The fool has unseated the mighty. Despite the scandals, hard right politics and his reputation for buffoonery, the conservative candidate Boris Johnson has been elected the new Mayor of London with a clear majority.
In London and on the broader national stage, the night was a disaster for Labour.
Saying that there was nothing else the Labour Party could have done to get him re-elected, Ken Livingstone’s eight year hold on the mayoralty has ended with him taking full responsibility for his loss.
Johnson won with 53.2 per cent of the vote to Livingstone’s 46.8 per cent once second preferences had been allocated. A record turn-out of voters was recorded.

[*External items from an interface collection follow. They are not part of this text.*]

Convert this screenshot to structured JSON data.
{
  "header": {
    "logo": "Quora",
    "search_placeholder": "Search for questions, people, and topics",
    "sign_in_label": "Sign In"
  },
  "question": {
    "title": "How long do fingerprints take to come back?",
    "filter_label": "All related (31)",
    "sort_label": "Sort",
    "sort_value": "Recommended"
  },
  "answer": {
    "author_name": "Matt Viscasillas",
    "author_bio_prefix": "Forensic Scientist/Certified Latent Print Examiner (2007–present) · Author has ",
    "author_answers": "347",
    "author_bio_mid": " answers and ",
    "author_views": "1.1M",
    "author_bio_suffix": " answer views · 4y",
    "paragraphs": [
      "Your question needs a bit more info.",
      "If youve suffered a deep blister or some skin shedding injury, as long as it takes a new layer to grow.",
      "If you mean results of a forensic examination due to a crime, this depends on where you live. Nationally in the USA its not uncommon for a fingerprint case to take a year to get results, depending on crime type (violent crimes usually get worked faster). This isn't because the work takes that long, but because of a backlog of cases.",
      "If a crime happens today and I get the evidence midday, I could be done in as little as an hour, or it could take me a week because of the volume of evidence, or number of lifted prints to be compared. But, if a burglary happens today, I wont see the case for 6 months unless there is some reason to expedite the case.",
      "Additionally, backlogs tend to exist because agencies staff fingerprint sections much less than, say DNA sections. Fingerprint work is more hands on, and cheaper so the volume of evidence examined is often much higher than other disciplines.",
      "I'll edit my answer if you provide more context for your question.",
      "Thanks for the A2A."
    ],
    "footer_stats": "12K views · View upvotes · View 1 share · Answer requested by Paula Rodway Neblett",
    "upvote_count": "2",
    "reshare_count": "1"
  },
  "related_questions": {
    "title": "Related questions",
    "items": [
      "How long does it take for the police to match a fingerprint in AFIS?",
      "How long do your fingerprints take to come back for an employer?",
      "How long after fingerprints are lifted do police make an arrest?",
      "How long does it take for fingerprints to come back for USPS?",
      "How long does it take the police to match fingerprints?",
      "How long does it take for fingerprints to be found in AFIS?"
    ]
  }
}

The result has polarised London. In Australian terms, the mood in the UK capital is comparable to Keating’s loss to Howard in 1996 or Jeff Kennett’s arrival into office in Victoria in 1992. Conservatives are celebrating the return of their party championed by an unlikely hero. Progressives are struggling to accept that the people have spoken and that Boris "the joke" is the new Mayor.

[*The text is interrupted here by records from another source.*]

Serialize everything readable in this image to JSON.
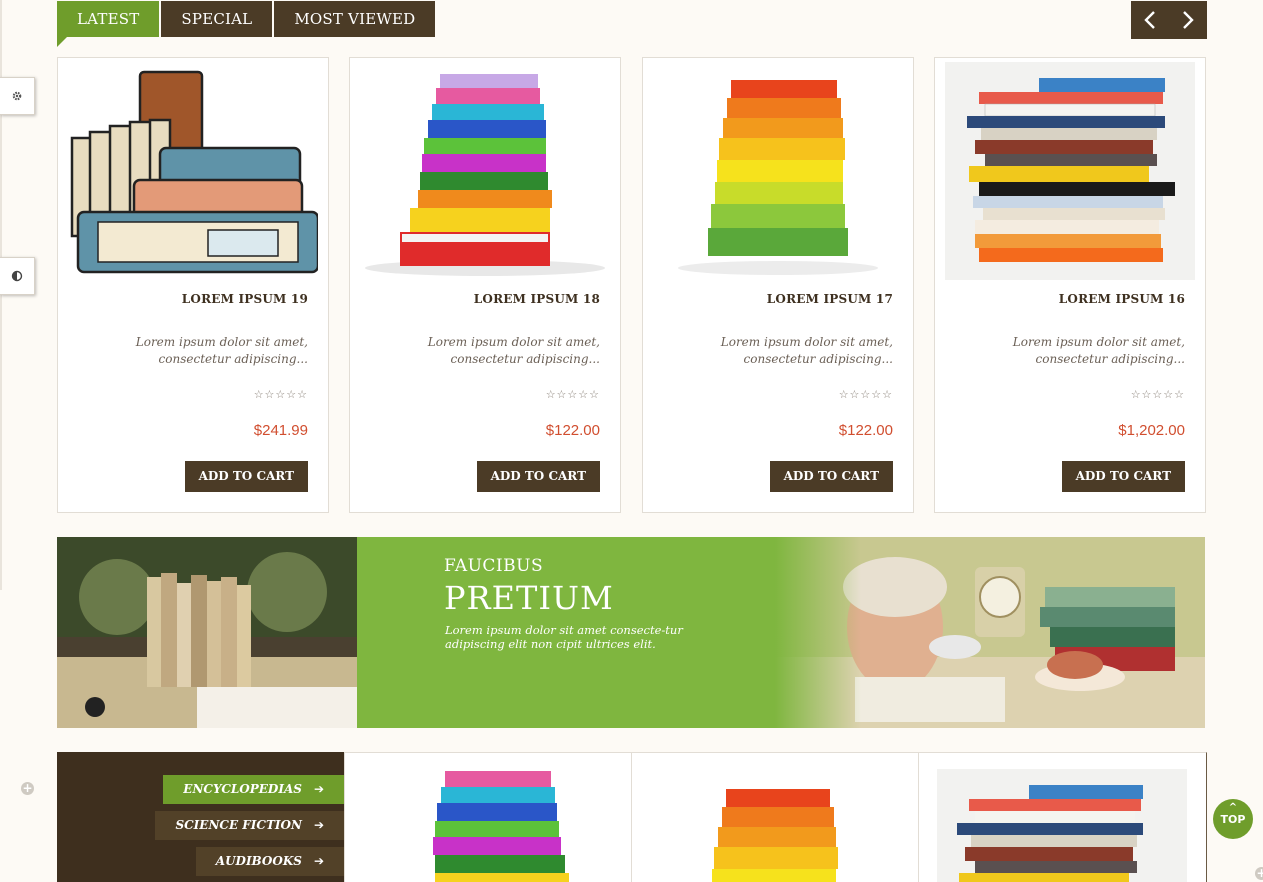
{
  "tabs": [
    {
      "label": "LATEST",
      "active": true
    },
    {
      "label": "SPECIAL",
      "active": false
    },
    {
      "label": "MOST VIEWED",
      "active": false
    }
  ],
  "products": [
    {
      "title": "LOREM IPSUM 19",
      "desc": "Lorem ipsum dolor sit amet, consectetur adipiscing...",
      "stars": "☆☆☆☆☆",
      "price": "$241.99",
      "cta": "ADD TO CART",
      "image": "cartoon-book-stack"
    },
    {
      "title": "LOREM IPSUM 18",
      "desc": "Lorem ipsum dolor sit amet, consectetur adipiscing...",
      "stars": "☆☆☆☆☆",
      "price": "$122.00",
      "cta": "ADD TO CART",
      "image": "colorful-book-stack"
    },
    {
      "title": "LOREM IPSUM 17",
      "desc": "Lorem ipsum dolor sit amet, consectetur adipiscing...",
      "stars": "☆☆☆☆☆",
      "price": "$122.00",
      "cta": "ADD TO CART",
      "image": "business-book-stack"
    },
    {
      "title": "LOREM IPSUM 16",
      "desc": "Lorem ipsum dolor sit amet, consectetur adipiscing...",
      "stars": "☆☆☆☆☆",
      "price": "$1,202.00",
      "cta": "ADD TO CART",
      "image": "photo-book-stack"
    }
  ],
  "banner": {
    "small": "FAUCIBUS",
    "big": "PRETIUM",
    "text": "Lorem ipsum dolor sit amet consecte-tur adipiscing elit non cipit ultrices elit."
  },
  "categories": [
    {
      "label": "ENCYCLOPEDIAS",
      "active": true
    },
    {
      "label": "SCIENCE FICTION",
      "active": false
    },
    {
      "label": "AUDIBOOKS",
      "active": false
    }
  ],
  "top_button": "TOP",
  "colors": {
    "brown": "#4b3b26",
    "green": "#6f9d2b",
    "price": "#d14e2f",
    "banner": "#7fb63f"
  }
}
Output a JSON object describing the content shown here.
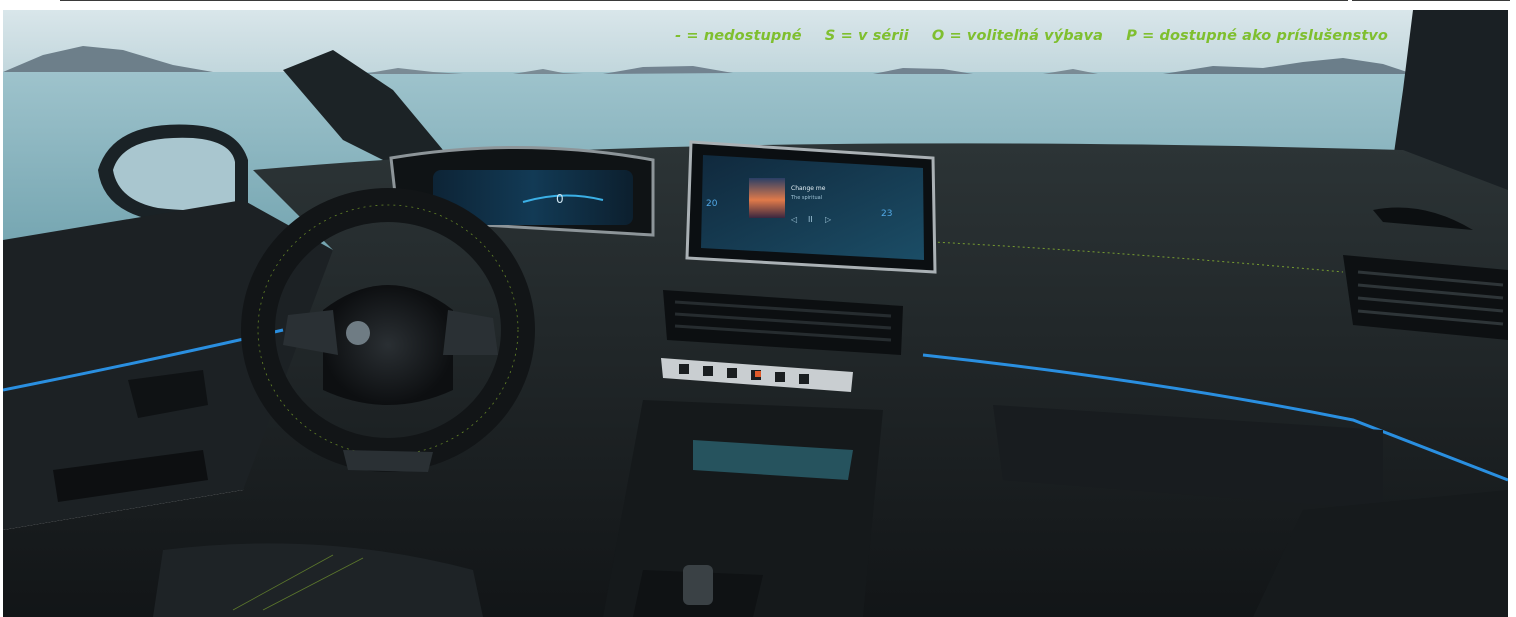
{
  "legend": {
    "unavailable": "- = nedostupné",
    "standard": "S = v sérii",
    "optional": "O =  voliteľná výbava",
    "accessory": "P = dostupné ako príslušenstvo"
  },
  "screen": {
    "track_title": "Change me",
    "track_artist": "The spiritual",
    "temp_left": "20",
    "temp_right": "23"
  },
  "colors": {
    "legend": "#7fbf2f",
    "ambient_light": "#2a8fe0",
    "stitching": "#9acd32"
  }
}
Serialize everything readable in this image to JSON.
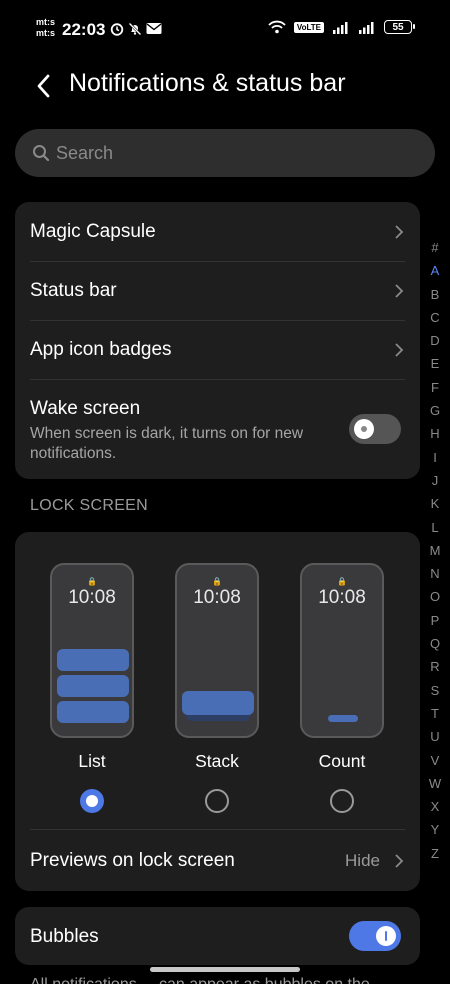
{
  "status_bar": {
    "carrier_line1": "mt:s",
    "carrier_line2": "mt:s",
    "time": "22:03",
    "volte": "VoLTE",
    "battery": "55"
  },
  "header": {
    "title": "Notifications & status bar"
  },
  "search": {
    "placeholder": "Search"
  },
  "settings": {
    "magic_capsule": "Magic Capsule",
    "status_bar": "Status bar",
    "app_icon_badges": "App icon badges",
    "wake_screen": {
      "label": "Wake screen",
      "description": "When screen is dark, it turns on for new notifications.",
      "enabled": false
    }
  },
  "lock_screen": {
    "section_title": "LOCK SCREEN",
    "styles": [
      {
        "label": "List",
        "time": "10:08",
        "selected": true
      },
      {
        "label": "Stack",
        "time": "10:08",
        "selected": false
      },
      {
        "label": "Count",
        "time": "10:08",
        "selected": false
      }
    ],
    "previews": {
      "label": "Previews on lock screen",
      "value": "Hide"
    }
  },
  "bubbles": {
    "label": "Bubbles",
    "enabled": true,
    "description_partial": "All notifications ... can appear as bubbles on the"
  },
  "alphabet_index": [
    "#",
    "A",
    "B",
    "C",
    "D",
    "E",
    "F",
    "G",
    "H",
    "I",
    "J",
    "K",
    "L",
    "M",
    "N",
    "O",
    "P",
    "Q",
    "R",
    "S",
    "T",
    "U",
    "V",
    "W",
    "X",
    "Y",
    "Z"
  ],
  "alphabet_active": "A",
  "colors": {
    "accent": "#4d78e6",
    "card": "#1e1e1e",
    "background": "#000000"
  }
}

Adding to the sense of political divergence, a member of the far-right British National Party has been elected to the Greater London Council for the first time.

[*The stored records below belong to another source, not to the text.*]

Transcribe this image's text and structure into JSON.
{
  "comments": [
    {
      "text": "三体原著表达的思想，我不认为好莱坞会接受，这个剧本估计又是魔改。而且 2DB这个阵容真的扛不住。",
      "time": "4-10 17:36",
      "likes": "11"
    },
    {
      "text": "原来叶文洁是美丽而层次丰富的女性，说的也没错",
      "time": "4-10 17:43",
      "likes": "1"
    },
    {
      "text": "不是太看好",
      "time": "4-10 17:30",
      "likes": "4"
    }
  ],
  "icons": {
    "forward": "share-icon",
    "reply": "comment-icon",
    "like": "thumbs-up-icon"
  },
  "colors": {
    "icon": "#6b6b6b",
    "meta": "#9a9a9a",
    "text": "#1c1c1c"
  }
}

Johnson’s victory speech, which began with a weak pun, seemed set to confirm fears. But the Mayor-elect soon settled down, paying gracious tribute to his predecessor. The script was so tight that you could almost see the wires. Johnson then outlined a vision of safe centrism: "cutting crime, improving transport, protecting green space, delivering affordable housing, giving taxpayers value for money."
David Cameron will be desperate for Johnson to continue in this moderate vein until the national election is held, probably in 2010.
Livingstone’s defeat was coupled with the loss of more than 300 Labour local councillors throughout the country. Labour’s overall vote in the municipal poll stood at only 24 per cent, pushing the party into third place behind the Liberal Democrats.
Some safe and long-held Labour councils have fallen in to Tory hands. If these results were transposed onto a General Election result, the Conservative leader David Cameron would be Prime Minister with a majority of well over 100 seats.
The Liberal Democrats’ gains were smaller but enough to push them into second place and leave newish leader Nick Clegg secure in his job.
In the wake of the debacle, Labour Prime Minister Gordon Brown has vowed "to listen and to lead" in charting his party back to electoral success. Perhaps the very scale of the challenge facing Brown will yet be the making of his premiership. But there is little time left.
Facing financial uncertainty, the working and middle classes are being squeezed by economic pressure from the corporate top. The scrapping of the 10 pence tax rate for the first £2,230 of taxable income in the March national budget crystallised the sense that Brown’s Government was out of touch.
Already, there are influential calls from the left for the Party to immediately shift to a more progressive course reflecting more traditional Labour priorities.
New Labour is looking very old indeed. And when not perceived as anchored in enduring values, a brand out of fashion is hard to redeem.
Donate To New Matilda
New Matilda is a small, independent media outlet. We survive through reader contributions, and never losing a lawsuit. If you got something from this article, giving something back helps us to continue speaking truth to power. Every little bit counts.